What is expected: From the material below, list every line containing "flag".

Data supplied:
= = = = = = =

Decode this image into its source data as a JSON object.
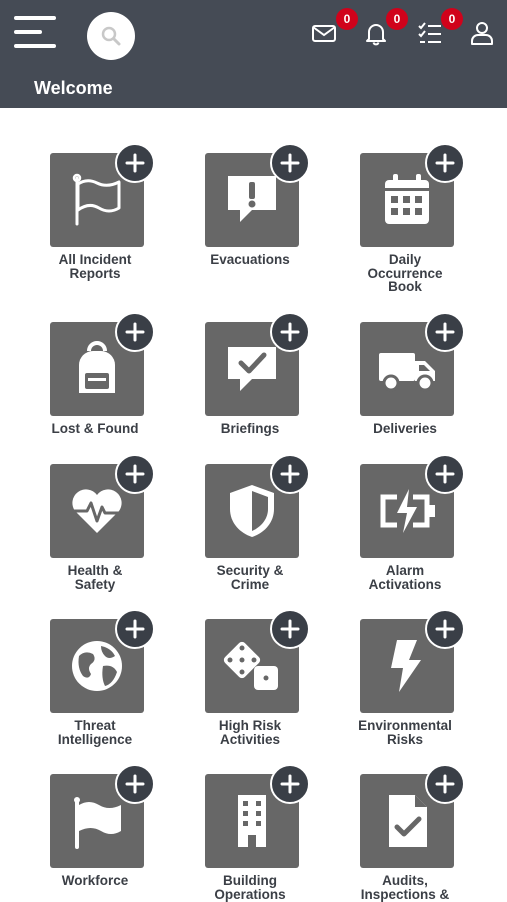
{
  "header": {
    "title": "Welcome",
    "badges": {
      "messages": "0",
      "notifications": "0",
      "tasks": "0"
    },
    "background": "#454b55"
  },
  "colors": {
    "tile": "#676767",
    "plus": "#3a3f47",
    "badge": "#d0021b",
    "label": "#3b3f46"
  },
  "tiles": [
    {
      "label": "All Incident\nReports",
      "icon": "flag-icon"
    },
    {
      "label": "Evacuations",
      "icon": "exclamation-bubble-icon"
    },
    {
      "label": "Daily\nOccurrence\nBook",
      "icon": "calendar-icon"
    },
    {
      "label": "Lost & Found",
      "icon": "backpack-icon"
    },
    {
      "label": "Briefings",
      "icon": "check-bubble-icon"
    },
    {
      "label": "Deliveries",
      "icon": "truck-icon"
    },
    {
      "label": "Health &\nSafety",
      "icon": "heartbeat-icon"
    },
    {
      "label": "Security &\nCrime",
      "icon": "shield-icon"
    },
    {
      "label": "Alarm\nActivations",
      "icon": "battery-bolt-icon"
    },
    {
      "label": "Threat\nIntelligence",
      "icon": "globe-icon"
    },
    {
      "label": "High Risk\nActivities",
      "icon": "dice-icon"
    },
    {
      "label": "Environmental\nRisks",
      "icon": "lightning-icon"
    },
    {
      "label": "Workforce",
      "icon": "waving-flag-icon"
    },
    {
      "label": "Building\nOperations",
      "icon": "building-icon"
    },
    {
      "label": "Audits,\nInspections &",
      "icon": "document-check-icon"
    }
  ]
}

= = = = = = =

Answer section:
      "icon": "flag-icon"
      "icon": "waving-flag-icon"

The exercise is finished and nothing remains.